┌──

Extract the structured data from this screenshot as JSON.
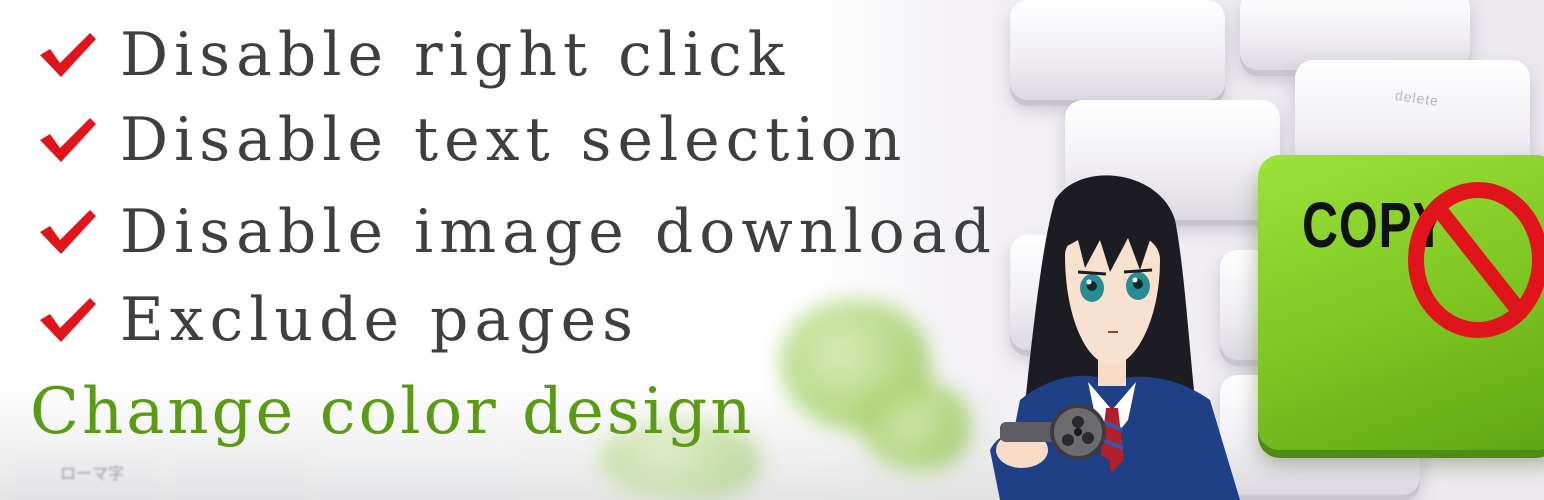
{
  "features": [
    {
      "icon": "red-check-icon",
      "text": "Disable right click"
    },
    {
      "icon": "red-check-icon",
      "text": "Disable text selection"
    },
    {
      "icon": "red-check-icon",
      "text": "Disable image download"
    },
    {
      "icon": "red-check-icon",
      "text": "Exclude pages"
    }
  ],
  "highlight": "Change color design",
  "copy_key": {
    "label": "COPY",
    "icon": "no-sign-icon"
  },
  "keyboard": {
    "delete_label": "delete",
    "small_label": "ローマ字"
  },
  "colors": {
    "check": "#e0141b",
    "feature_text": "#3f3f3f",
    "highlight": "#5a9a14",
    "copy_key": "#7cc521",
    "no_sign": "#e2141b"
  }
}
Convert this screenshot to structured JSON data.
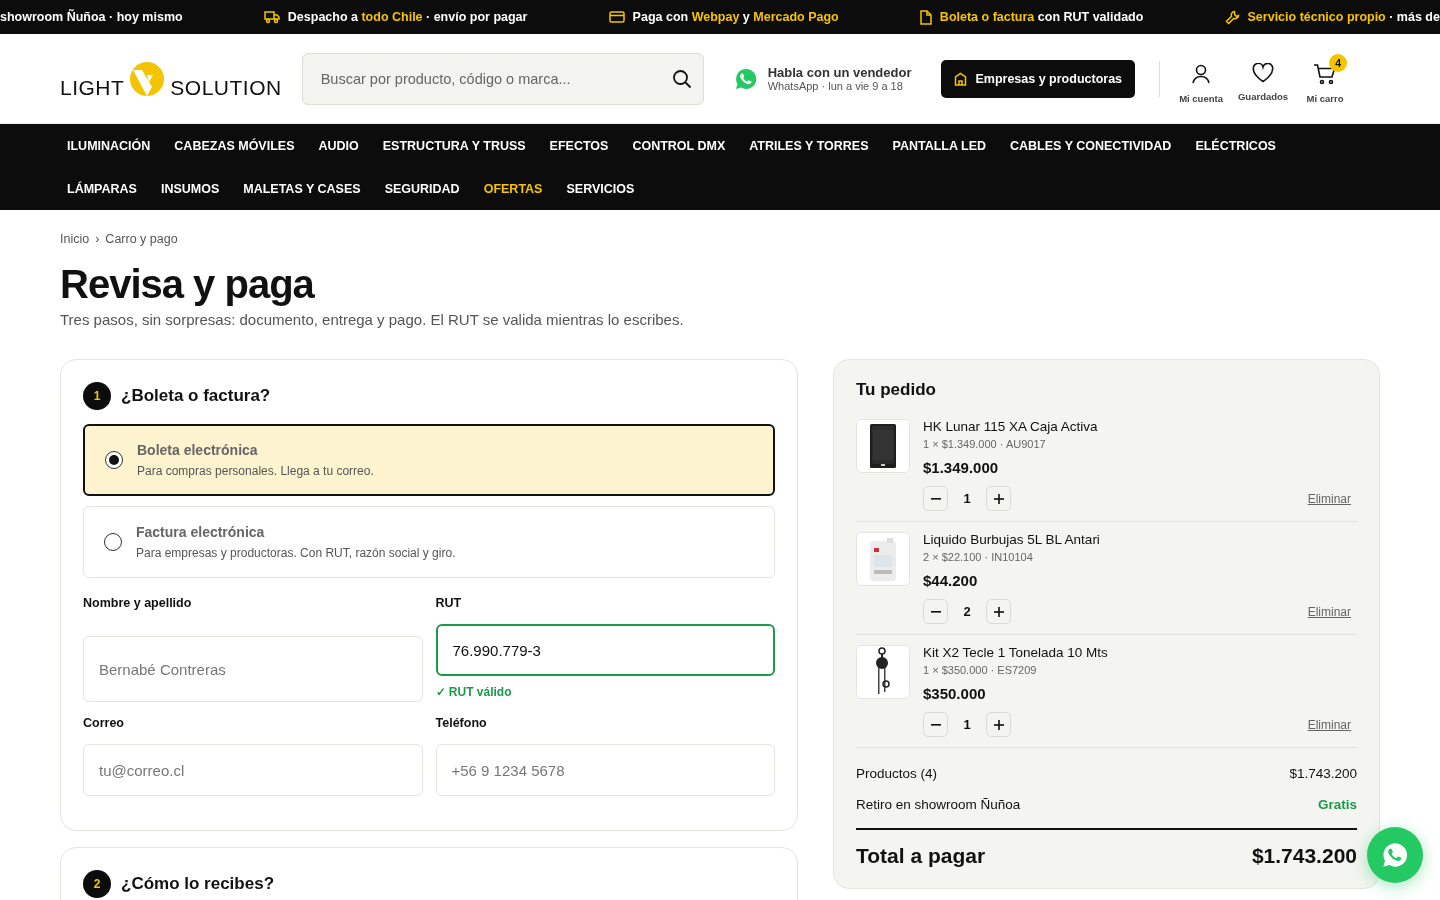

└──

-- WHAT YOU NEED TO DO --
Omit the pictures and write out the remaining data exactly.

-- ANSWER FOR THIS EXERCISE --
Extract the structured data from this screenshot as JSON.
{
  "features": [
    {
      "icon": "red-check-icon",
      "text": "Disable right click"
    },
    {
      "icon": "red-check-icon",
      "text": "Disable text selection"
    },
    {
      "icon": "red-check-icon",
      "text": "Disable image download"
    },
    {
      "icon": "red-check-icon",
      "text": "Exclude pages"
    }
  ],
  "highlight": "Change color design",
  "copy_key": {
    "label": "COPY",
    "icon": "no-sign-icon"
  },
  "keyboard": {
    "delete_label": "delete",
    "small_label": "ローマ字"
  },
  "colors": {
    "check": "#e0141b",
    "feature_text": "#3f3f3f",
    "highlight": "#5a9a14",
    "copy_key": "#7cc521",
    "no_sign": "#e2141b"
  }
}
Convert this screenshot to structured JSON data.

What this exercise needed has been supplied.